Speaking at the J.P. Morgan global technology, media and telecom conference yesterday (18 May), Wehner said Facebook is currently “doing experiments” with its Messenger chat service to allow brands to contact consumers. The trials include allowing companies to use Messenger for customer service, letting users chat to brands about things such as online orders.
He said he also sees “opportunities” in bringing such a service to WhatsApp.
“[On Messenger] we’re creating the conversations between businesses to consumer on messaging in a way that we think will work well for consumers, but also be effective for businesses and we think that enabling that B2C messaging has good business potential for us on messaging.
“We’re also working on broader platform initiatives with Messenger. As we learn those things I think there’s going to be opportunities to bring some of these things to WhatsApp but that’s longer term than near-term,” he explained.
However, brands have started to experiment with the platform. Clarks ran a campaign earlier this year that prompted users to add a new mobile number to their WhatsApp after watching teaser videos on social media.
They subsequently received unique photos, videos and messages from the number.
Facebook bought WhatsApp for £19bn in February 2014. It currently only generates revenues through its nominal $0.99 fee.
In its second quarter results in October last year, Facebook said WhatsApp made a loss of $232m in the first half of the year on revenues of $16m.

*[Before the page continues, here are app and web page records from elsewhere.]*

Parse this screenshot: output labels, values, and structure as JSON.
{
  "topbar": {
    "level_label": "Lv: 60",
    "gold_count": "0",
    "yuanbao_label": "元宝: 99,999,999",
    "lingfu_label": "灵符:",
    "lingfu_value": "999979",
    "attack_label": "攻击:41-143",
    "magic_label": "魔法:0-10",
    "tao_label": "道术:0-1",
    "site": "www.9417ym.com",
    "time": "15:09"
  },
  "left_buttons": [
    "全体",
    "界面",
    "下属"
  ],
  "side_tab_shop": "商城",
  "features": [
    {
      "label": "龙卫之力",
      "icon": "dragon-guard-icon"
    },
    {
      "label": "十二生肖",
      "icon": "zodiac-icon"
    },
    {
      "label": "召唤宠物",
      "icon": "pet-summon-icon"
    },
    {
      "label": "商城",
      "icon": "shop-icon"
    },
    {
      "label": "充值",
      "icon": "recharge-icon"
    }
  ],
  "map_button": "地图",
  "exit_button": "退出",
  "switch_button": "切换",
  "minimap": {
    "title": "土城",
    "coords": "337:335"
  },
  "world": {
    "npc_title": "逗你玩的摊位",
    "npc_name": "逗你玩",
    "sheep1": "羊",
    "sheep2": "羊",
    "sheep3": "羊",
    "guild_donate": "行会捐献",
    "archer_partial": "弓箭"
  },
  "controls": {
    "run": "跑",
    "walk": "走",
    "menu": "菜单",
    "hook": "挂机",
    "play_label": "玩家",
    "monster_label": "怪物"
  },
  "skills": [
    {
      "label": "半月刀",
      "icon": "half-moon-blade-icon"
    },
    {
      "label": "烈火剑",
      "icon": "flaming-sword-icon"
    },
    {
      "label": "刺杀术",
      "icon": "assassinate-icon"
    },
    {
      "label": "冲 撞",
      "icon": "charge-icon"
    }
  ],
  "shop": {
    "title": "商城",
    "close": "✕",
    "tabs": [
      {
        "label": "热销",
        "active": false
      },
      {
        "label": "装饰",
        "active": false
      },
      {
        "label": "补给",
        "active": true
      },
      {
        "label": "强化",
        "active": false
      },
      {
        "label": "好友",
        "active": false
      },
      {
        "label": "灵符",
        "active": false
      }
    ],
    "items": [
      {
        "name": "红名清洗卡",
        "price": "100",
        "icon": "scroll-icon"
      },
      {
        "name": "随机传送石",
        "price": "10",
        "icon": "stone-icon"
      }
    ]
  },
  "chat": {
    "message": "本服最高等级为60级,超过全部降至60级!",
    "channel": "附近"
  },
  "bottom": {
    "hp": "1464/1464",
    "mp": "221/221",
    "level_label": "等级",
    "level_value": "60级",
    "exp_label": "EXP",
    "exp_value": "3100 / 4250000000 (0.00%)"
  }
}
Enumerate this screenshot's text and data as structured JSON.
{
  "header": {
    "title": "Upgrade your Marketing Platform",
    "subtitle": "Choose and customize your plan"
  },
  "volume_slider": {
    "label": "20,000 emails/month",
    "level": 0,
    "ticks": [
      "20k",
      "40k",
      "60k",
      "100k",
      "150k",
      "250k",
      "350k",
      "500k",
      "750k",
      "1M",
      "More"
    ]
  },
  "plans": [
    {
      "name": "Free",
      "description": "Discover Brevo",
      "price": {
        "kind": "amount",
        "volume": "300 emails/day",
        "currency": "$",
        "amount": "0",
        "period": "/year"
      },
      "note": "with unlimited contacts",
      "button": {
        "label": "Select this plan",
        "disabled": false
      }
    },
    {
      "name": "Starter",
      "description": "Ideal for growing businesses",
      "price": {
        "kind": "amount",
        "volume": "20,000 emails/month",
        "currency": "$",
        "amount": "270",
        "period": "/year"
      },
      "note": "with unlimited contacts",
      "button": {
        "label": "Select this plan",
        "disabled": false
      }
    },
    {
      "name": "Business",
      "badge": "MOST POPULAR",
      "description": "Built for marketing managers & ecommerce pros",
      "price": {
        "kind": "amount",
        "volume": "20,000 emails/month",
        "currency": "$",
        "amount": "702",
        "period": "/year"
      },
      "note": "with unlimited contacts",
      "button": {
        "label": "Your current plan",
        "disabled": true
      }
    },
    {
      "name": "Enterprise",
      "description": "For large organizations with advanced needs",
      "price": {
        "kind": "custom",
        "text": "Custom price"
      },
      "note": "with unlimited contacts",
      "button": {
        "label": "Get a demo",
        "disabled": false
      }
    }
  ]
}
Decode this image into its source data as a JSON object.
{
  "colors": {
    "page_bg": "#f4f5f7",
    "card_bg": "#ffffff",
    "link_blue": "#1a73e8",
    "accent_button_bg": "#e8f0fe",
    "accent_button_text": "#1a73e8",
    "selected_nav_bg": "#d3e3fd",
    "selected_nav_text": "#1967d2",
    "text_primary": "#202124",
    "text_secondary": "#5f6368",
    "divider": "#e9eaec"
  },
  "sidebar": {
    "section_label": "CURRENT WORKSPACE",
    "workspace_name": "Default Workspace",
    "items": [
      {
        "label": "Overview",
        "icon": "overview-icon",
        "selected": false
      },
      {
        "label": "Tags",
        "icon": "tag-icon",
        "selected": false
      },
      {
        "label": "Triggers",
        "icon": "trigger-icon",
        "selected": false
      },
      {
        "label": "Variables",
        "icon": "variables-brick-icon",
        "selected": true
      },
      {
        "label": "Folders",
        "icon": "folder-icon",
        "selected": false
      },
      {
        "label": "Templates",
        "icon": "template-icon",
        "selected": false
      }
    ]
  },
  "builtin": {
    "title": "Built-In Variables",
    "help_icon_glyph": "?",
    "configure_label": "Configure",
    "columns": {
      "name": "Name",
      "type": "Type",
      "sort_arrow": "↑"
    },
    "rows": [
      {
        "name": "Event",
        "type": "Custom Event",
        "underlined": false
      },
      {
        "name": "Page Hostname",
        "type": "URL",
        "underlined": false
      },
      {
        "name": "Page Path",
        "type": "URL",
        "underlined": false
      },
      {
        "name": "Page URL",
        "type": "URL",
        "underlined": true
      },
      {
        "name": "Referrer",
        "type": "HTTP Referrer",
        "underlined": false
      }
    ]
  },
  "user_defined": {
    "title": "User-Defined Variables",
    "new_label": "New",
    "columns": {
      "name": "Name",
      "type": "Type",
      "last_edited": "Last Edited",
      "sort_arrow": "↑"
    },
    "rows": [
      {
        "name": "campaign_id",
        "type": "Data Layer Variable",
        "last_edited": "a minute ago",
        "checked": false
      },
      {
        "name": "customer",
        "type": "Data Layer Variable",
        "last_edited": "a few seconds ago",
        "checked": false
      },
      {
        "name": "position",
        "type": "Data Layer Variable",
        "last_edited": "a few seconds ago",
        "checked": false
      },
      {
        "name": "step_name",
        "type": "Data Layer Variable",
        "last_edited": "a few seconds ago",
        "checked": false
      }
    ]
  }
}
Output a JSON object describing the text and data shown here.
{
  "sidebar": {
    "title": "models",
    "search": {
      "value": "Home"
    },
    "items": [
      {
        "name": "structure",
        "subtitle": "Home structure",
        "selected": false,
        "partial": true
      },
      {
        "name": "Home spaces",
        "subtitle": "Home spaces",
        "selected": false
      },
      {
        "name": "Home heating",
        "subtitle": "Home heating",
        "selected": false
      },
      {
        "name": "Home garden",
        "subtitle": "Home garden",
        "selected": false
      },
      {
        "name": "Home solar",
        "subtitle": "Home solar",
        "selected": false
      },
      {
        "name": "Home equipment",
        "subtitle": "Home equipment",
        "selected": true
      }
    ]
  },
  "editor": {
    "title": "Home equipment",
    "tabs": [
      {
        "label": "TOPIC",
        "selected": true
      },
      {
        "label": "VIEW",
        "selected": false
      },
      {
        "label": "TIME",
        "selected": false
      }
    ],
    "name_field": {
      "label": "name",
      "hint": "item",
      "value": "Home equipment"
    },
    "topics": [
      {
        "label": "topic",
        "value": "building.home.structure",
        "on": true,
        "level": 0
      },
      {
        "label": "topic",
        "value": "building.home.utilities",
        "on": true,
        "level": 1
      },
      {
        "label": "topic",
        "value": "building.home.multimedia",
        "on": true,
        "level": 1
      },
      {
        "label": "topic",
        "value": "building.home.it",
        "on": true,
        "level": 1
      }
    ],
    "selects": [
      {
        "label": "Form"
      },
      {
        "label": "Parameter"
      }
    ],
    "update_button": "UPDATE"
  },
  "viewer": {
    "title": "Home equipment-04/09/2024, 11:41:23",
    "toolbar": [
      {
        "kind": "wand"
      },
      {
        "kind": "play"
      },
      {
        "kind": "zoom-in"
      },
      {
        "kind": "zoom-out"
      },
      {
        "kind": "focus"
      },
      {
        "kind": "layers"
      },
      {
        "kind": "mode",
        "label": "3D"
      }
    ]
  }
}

Wehner said the focus remains user growth, with WhatsApp growing to 800 million monthly active users, up from 300 million when it was bought.
Mobile video as the new ‘frontier’
Facebook is also focused on becoming “synonymous” with mobile video and working with brands on how they create content for its site.
Facebook’s VP of global marketing solutions Carolyn Eversen said brands need to start thinking about how to develop specifically for mobile video and shorter content suitable for social media sites.
She claimed 47% of the value of mobile video is created in the first three seconds and 74% in the first 10 seconds.
“We see marketers starting to think about how to develop creative specifically for the mobile video environment, which is a different environement than they had been developing for in the last several decades.
“And so thinking about shorter form video is a capability that they are focused on. Also increasingly a lot of video can be consumed depending on the time of day and the environment with sound off and so considerations on how they develop their video creative without thinking about having to have sound deliver that message,” she said.